## WHAT YOU WILL DO
What you need to produce is the complete listing, repeated exactly.

## INFORMATION GIVEN
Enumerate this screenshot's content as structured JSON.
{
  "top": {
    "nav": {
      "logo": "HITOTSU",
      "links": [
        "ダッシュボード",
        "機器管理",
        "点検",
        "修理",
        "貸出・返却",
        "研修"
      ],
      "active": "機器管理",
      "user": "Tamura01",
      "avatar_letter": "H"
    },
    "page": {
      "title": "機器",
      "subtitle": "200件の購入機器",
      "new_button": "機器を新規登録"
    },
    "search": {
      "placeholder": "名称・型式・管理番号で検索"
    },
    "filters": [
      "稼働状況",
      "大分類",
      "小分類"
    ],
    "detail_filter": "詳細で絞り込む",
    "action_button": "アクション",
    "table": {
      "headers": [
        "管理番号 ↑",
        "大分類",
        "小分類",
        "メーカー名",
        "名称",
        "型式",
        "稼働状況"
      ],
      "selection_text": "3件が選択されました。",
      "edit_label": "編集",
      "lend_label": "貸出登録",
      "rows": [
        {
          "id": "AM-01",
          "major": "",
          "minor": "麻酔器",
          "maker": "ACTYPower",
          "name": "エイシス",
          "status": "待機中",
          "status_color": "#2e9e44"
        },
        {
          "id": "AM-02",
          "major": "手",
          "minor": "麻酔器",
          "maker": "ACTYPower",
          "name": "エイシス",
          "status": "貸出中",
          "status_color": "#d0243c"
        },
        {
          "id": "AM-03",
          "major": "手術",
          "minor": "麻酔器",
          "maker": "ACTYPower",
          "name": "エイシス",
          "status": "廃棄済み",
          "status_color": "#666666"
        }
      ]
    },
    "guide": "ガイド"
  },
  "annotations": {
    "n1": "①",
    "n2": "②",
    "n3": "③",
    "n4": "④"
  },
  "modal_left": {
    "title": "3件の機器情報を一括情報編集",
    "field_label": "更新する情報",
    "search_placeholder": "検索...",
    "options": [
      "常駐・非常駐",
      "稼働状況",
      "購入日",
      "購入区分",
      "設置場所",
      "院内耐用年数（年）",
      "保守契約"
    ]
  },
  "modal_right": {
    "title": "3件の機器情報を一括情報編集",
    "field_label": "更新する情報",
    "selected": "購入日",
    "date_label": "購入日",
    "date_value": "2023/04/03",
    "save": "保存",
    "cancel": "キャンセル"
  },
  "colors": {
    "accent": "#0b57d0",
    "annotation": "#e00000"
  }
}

## WRITTEN RESPONSE
Enumerate this screenshot's content as structured JSON.
{
  "top": {
    "nav": {
      "logo": "HITOTSU",
      "links": [
        "ダッシュボード",
        "機器管理",
        "点検",
        "修理",
        "貸出・返却",
        "研修"
      ],
      "active": "機器管理",
      "user": "Tamura01",
      "avatar_letter": "H"
    },
    "page": {
      "title": "機器",
      "subtitle": "200件の購入機器",
      "new_button": "機器を新規登録"
    },
    "search": {
      "placeholder": "名称・型式・管理番号で検索"
    },
    "filters": [
      "稼働状況",
      "大分類",
      "小分類"
    ],
    "detail_filter": "詳細で絞り込む",
    "action_button": "アクション",
    "table": {
      "headers": [
        "管理番号 ↑",
        "大分類",
        "小分類",
        "メーカー名",
        "名称",
        "型式",
        "稼働状況"
      ],
      "selection_text": "3件が選択されました。",
      "edit_label": "編集",
      "lend_label": "貸出登録",
      "rows": [
        {
          "id": "AM-01",
          "major": "",
          "minor": "麻酔器",
          "maker": "ACTYPower",
          "name": "エイシス",
          "status": "待機中",
          "status_color": "#2e9e44"
        },
        {
          "id": "AM-02",
          "major": "手",
          "minor": "麻酔器",
          "maker": "ACTYPower",
          "name": "エイシス",
          "status": "貸出中",
          "status_color": "#d0243c"
        },
        {
          "id": "AM-03",
          "major": "手術",
          "minor": "麻酔器",
          "maker": "ACTYPower",
          "name": "エイシス",
          "status": "廃棄済み",
          "status_color": "#666666"
        }
      ]
    },
    "guide": "ガイド"
  },
  "annotations": {
    "n1": "①",
    "n2": "②",
    "n3": "③",
    "n4": "④"
  },
  "modal_left": {
    "title": "3件の機器情報を一括情報編集",
    "field_label": "更新する情報",
    "search_placeholder": "検索...",
    "options": [
      "常駐・非常駐",
      "稼働状況",
      "購入日",
      "購入区分",
      "設置場所",
      "院内耐用年数（年）",
      "保守契約"
    ]
  },
  "modal_right": {
    "title": "3件の機器情報を一括情報編集",
    "field_label": "更新する情報",
    "selected": "購入日",
    "date_label": "購入日",
    "date_value": "2023/04/03",
    "save": "保存",
    "cancel": "キャンセル"
  },
  "colors": {
    "accent": "#0b57d0",
    "annotation": "#e00000"
  }
}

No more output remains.